A number of the film’s cast soon stepped away from filmmaking, including child actor Billy Lee (his finale work included the dark thriller Eyes of the Underworld in 1942, and a TV appearance in 1950), Bradley Page (gone by 1943 after bit parts), and Kay Linaker (also gone by 1945, but to re-emerge in 1958 as screenwriter of the classic The Blob).

Veteran character actor Addison Richards maintained a prolific career in bit parts, including Courage of Lassie (1943), Leave Her to Heaven (1945), Mighty Joe Young (1949), and TV appearances on Lassie and The Adventures of Rin Tin Tin in the late fifties. As for Ace the Wonder Dog, he career lasted nine solid years (1938-1949), and included the crime drama Silent Witness (1943) and the horror film The Monster Maker (1944).

This film, now in the public domain, is currently available online via in a good-sized video file. The original source print is pretty beat up and is affected by a frame jittering during the first two reels, but it’s currently the most accessible copy for fans of WWII dramas.



© 2011 Mark R. Hasan


Related links:

DVD / Film:  Courage of Lassie (1946) — Edge of Darkness (1943) — Leave Her to Heaven (1945) — Mighty Joe Young (1949)


Related external links (MAIN SITE):

DVD / Film:  Blob, The (1958) — Casablanca (1943) —  Mrs. Miniver (1942)


External References:

IMDB — War Dogs info: 1 / 2

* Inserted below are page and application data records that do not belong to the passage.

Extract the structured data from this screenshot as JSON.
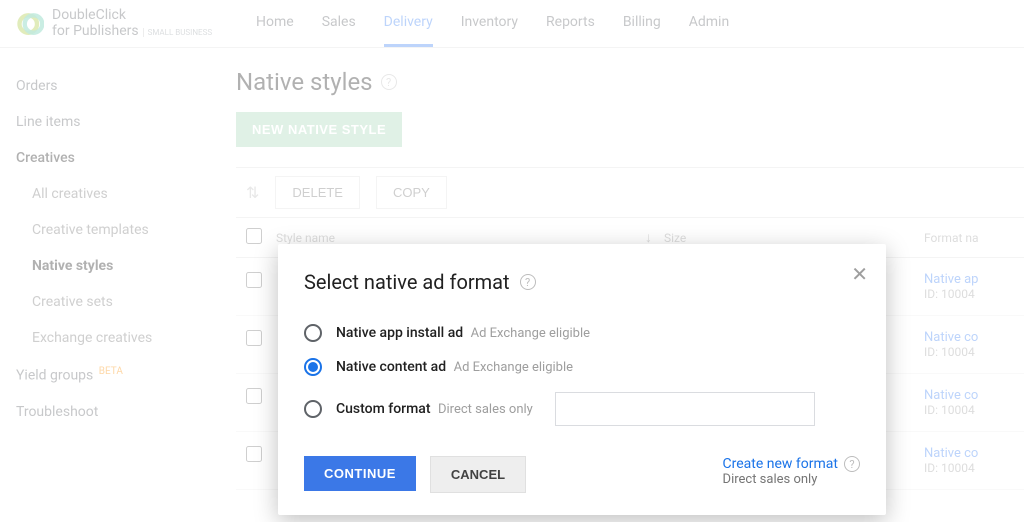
{
  "brand": {
    "line1": "DoubleClick",
    "line2": "for Publishers",
    "sub": "SMALL BUSINESS"
  },
  "nav": {
    "items": [
      {
        "label": "Home"
      },
      {
        "label": "Sales"
      },
      {
        "label": "Delivery"
      },
      {
        "label": "Inventory"
      },
      {
        "label": "Reports"
      },
      {
        "label": "Billing"
      },
      {
        "label": "Admin"
      }
    ]
  },
  "sidebar": {
    "orders": "Orders",
    "line_items": "Line items",
    "creatives": "Creatives",
    "sub": {
      "all": "All creatives",
      "templates": "Creative templates",
      "native": "Native styles",
      "sets": "Creative sets",
      "exchange": "Exchange creatives"
    },
    "yield": "Yield groups",
    "beta": "BETA",
    "troubleshoot": "Troubleshoot"
  },
  "page": {
    "title": "Native styles",
    "new_btn": "NEW NATIVE STYLE",
    "delete": "DELETE",
    "copy": "COPY",
    "cols": {
      "style": "Style name",
      "size": "Size",
      "format": "Format na"
    }
  },
  "rows": [
    {
      "title": "Native ap",
      "id": "ID: 10004"
    },
    {
      "title": "Native co",
      "id": "ID: 10004"
    },
    {
      "title": "Native co",
      "id": "ID: 10004"
    },
    {
      "title": "Native co",
      "id": "ID: 10004"
    }
  ],
  "modal": {
    "title": "Select native ad format",
    "options": [
      {
        "label": "Native app install ad",
        "hint": "Ad Exchange eligible"
      },
      {
        "label": "Native content ad",
        "hint": "Ad Exchange eligible"
      },
      {
        "label": "Custom format",
        "hint": "Direct sales only"
      }
    ],
    "continue": "CONTINUE",
    "cancel": "CANCEL",
    "create_link": "Create new format",
    "create_sub": "Direct sales only"
  }
}
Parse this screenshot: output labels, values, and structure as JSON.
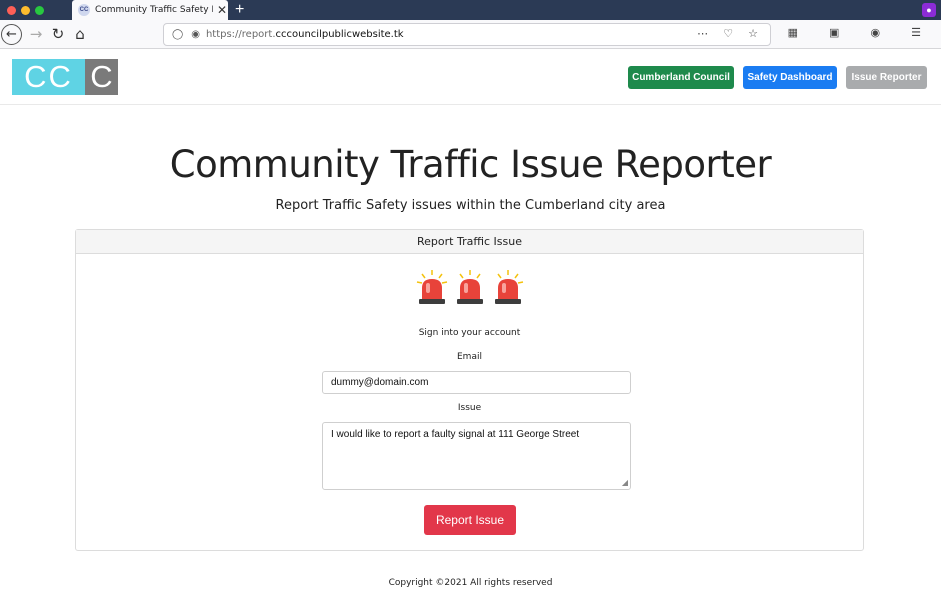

Return toHome Blu-ray, DVD, Film Reviews V to Z

Tags: ,

Category: Blu-ray / DVD Film Review

Comments are closed.